Liang expects Otter's AI work persona will be able to answer 90% of the questions it's asked during meetings, he said. When it's stuck on the remaining 10%, the questions will be sent to the human worker with a note saying, "Hey, I don't know how to answer this question — can you help me?"


If avatars can accurately represent employees, Liang said they'll save them time and boost productivity. He said the bots will be able to attend meetings related to customer support, sales, and team status updates — which could give employees extra hours in their day to focus on more creative tasks and, in turn, make companies more money.

Workers, he noted, could even send their virtual replicas to meetings that occur while they're on vacation.

But the road to building trustworthy AI avatars is riddled with technical and social obstacles.

It's "very challenging," Liang said, to get a model to figure out the right way to interact with a group of people, whether it's knowing when to speak up, wait its turn, or interject. That's because meeting etiquette varies based on what's being discussed.

He also notes that it's hard to instill emotional cues into AI that can be used to determine whether the persona should raise its voice or stay calm.

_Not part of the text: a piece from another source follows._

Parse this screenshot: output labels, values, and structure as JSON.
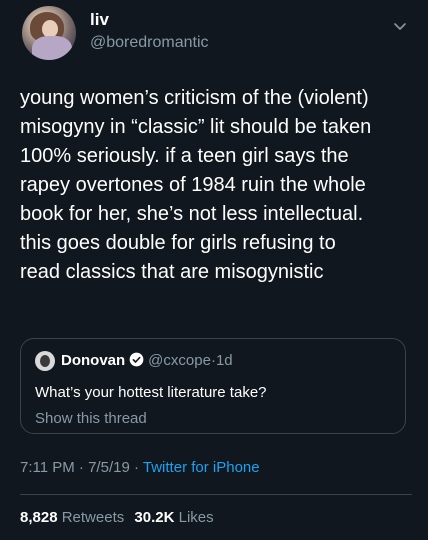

"It needs to have the knowledge and emotional intelligence to participate in a productive way," Liang said about the AI.

So, Liang believes any personas will need to go through "several stages" before they can operate in the way he envisions.

However, Liang believes the technology to create them already exists., he said, has created AI personality chatbots that can speak like high-profile figures such as Elon Musk. Meta's AI assistants are trained to replicate the personas of celebrities like Kendall Jenner and Tom Brady.

Otter itself launched a new feature this month where multiple people can ask an AI chatbot specific questions about meetings it's recorded. Liang sees this recent development as a step toward creating a fully operative AI avatar.

However, the potential for avatars in meetings doesn't mean get-togethers will soon become obsolete. The CEO still believes they're an effective and efficient way to exchange information across the company; AI can merely accelerate that process.


But when it comes to a one-on-one with a boss or an annual review, Liang would advise workers to think twice about getting their digital twin to attend that meeting.

"You'd probably want to go by yourself," he said.